- **SOURCE MATERIAL**
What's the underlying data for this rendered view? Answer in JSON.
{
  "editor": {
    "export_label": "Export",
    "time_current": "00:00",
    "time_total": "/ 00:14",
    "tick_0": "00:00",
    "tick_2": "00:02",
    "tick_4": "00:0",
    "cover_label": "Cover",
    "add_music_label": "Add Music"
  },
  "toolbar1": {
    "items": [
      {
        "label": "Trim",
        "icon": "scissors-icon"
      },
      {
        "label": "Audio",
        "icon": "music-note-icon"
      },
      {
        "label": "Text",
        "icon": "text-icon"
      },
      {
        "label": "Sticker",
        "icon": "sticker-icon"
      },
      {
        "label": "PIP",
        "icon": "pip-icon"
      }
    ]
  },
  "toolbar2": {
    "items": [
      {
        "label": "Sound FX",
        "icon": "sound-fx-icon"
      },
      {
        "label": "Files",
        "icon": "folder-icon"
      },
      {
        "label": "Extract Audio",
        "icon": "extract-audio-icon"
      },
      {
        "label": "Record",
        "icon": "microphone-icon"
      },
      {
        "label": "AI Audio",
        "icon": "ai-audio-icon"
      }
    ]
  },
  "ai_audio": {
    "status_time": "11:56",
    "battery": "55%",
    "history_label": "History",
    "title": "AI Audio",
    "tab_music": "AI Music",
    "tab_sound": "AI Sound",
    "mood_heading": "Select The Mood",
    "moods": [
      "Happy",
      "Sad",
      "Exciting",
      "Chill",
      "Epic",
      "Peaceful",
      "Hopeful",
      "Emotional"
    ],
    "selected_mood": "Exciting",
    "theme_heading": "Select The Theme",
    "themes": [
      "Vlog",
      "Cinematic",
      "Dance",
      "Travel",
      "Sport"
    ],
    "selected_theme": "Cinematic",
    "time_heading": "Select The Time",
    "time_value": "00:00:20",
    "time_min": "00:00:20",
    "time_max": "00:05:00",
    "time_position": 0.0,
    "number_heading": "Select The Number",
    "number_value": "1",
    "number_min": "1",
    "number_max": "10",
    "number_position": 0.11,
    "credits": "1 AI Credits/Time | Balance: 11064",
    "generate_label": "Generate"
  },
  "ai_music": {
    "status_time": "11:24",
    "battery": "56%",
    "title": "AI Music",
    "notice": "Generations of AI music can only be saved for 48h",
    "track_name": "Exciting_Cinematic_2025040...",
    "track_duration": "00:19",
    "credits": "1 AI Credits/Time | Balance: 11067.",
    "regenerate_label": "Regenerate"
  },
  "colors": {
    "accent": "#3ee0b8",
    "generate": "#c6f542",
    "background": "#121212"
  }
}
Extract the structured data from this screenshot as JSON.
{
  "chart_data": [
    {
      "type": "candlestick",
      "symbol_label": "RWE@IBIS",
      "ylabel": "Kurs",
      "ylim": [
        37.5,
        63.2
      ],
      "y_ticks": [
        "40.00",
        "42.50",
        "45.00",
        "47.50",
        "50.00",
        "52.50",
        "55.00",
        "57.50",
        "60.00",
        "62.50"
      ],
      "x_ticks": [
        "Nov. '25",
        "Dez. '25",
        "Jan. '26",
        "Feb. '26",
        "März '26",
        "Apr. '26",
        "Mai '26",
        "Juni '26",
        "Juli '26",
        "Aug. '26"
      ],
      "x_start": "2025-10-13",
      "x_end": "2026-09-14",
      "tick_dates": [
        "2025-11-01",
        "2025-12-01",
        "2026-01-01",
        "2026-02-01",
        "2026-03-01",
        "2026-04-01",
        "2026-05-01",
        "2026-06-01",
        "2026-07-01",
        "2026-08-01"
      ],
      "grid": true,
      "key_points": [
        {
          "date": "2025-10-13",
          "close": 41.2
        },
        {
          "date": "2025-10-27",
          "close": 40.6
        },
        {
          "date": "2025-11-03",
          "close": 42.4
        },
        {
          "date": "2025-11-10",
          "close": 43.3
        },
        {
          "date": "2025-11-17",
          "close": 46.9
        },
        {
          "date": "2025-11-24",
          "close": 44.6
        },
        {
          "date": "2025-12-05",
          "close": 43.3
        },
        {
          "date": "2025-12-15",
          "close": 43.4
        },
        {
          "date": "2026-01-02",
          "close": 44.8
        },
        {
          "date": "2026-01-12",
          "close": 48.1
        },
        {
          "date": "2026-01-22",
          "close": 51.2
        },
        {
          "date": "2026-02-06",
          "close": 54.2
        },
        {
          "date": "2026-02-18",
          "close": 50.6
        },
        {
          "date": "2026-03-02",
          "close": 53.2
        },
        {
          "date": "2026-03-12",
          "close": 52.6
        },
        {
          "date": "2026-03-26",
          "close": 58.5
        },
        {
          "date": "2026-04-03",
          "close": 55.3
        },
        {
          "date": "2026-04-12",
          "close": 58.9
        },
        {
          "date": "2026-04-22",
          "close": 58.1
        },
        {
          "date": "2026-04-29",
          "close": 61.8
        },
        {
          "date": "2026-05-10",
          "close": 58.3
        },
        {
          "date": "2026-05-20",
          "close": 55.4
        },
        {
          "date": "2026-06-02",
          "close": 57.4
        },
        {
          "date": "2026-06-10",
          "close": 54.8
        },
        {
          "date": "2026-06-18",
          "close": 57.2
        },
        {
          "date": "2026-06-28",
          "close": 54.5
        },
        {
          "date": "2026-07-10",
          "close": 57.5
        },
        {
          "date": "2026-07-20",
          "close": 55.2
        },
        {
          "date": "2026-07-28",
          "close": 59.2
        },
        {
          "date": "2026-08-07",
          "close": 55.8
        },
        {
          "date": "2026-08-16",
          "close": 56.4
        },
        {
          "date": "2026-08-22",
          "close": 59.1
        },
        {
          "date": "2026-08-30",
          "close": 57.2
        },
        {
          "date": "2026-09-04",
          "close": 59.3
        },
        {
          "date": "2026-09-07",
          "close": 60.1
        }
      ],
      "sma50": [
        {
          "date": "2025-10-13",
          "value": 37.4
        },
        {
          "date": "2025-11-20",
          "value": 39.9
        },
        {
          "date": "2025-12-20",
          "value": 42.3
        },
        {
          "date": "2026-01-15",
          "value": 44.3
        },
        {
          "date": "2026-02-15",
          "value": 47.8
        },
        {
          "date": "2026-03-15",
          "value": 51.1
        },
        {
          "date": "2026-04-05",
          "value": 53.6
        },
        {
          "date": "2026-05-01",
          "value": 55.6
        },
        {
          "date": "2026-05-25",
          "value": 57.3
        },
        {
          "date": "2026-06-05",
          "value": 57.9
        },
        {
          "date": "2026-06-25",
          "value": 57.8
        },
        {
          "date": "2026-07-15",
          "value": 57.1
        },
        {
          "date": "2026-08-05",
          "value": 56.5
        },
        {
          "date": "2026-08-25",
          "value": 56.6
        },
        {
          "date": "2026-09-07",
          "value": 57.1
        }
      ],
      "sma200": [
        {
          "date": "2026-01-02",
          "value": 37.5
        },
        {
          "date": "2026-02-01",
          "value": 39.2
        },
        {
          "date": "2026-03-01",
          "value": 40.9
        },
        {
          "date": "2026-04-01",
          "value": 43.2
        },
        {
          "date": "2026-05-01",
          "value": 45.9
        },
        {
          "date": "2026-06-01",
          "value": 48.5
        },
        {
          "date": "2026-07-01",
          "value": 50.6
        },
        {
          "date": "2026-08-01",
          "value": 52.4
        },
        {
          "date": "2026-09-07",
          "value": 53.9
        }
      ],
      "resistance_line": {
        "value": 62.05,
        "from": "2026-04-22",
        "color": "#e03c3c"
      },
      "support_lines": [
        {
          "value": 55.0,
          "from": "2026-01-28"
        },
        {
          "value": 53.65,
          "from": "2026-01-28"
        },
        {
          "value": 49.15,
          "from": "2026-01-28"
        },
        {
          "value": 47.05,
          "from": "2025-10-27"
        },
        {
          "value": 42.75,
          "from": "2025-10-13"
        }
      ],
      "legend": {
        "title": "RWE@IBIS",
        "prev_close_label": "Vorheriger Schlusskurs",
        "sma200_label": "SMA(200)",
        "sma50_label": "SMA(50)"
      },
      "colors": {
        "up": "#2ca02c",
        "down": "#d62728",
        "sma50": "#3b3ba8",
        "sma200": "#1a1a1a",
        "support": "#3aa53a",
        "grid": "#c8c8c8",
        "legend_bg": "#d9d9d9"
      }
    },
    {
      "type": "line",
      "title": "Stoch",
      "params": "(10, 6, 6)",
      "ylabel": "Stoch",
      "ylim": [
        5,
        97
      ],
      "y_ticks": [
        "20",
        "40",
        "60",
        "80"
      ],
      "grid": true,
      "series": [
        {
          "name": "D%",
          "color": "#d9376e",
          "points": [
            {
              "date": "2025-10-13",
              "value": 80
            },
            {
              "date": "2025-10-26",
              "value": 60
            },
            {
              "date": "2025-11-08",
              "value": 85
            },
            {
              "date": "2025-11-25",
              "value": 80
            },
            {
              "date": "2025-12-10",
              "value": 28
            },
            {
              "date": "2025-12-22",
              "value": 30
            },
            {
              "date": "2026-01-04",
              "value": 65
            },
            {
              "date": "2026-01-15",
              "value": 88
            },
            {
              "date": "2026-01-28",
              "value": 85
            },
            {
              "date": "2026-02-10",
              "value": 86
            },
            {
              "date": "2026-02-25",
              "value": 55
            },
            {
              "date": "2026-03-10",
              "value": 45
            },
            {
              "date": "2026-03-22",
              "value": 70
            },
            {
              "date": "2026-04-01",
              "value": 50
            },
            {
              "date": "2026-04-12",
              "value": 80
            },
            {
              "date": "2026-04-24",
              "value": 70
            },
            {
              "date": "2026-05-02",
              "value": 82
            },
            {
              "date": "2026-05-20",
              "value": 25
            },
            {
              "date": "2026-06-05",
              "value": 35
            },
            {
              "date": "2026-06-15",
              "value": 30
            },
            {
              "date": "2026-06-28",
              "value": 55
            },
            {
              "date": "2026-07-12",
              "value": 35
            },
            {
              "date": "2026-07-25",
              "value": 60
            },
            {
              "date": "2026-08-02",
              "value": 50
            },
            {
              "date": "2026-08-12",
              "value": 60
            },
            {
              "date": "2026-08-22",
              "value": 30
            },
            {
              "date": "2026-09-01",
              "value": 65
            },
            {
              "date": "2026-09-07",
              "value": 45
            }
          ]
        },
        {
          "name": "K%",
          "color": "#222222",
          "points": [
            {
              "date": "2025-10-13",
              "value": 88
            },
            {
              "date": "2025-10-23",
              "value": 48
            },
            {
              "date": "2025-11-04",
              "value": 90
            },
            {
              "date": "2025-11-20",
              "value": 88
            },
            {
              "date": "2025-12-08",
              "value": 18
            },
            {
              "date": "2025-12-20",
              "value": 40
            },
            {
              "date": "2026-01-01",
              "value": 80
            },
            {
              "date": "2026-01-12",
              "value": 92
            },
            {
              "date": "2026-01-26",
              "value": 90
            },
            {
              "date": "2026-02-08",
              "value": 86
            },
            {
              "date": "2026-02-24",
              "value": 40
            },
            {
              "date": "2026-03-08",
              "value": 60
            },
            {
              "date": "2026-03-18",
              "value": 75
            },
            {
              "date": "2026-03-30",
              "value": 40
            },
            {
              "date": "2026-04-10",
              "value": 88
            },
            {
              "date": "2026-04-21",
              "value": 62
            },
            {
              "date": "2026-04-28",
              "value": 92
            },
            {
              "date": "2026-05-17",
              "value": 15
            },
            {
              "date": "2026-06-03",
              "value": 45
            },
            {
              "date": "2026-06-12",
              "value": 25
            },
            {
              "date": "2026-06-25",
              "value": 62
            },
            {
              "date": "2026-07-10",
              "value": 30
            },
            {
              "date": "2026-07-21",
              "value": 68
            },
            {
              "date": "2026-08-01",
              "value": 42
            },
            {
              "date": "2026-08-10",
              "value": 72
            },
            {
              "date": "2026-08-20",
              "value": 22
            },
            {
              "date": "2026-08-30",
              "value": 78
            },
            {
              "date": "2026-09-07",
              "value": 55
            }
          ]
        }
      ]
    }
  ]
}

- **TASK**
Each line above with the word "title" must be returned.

- **OUTPUT**
    "title": "AI Audio",
    "title": "AI Music",
        "title": "RWE@IBIS",
      "title": "Stoch",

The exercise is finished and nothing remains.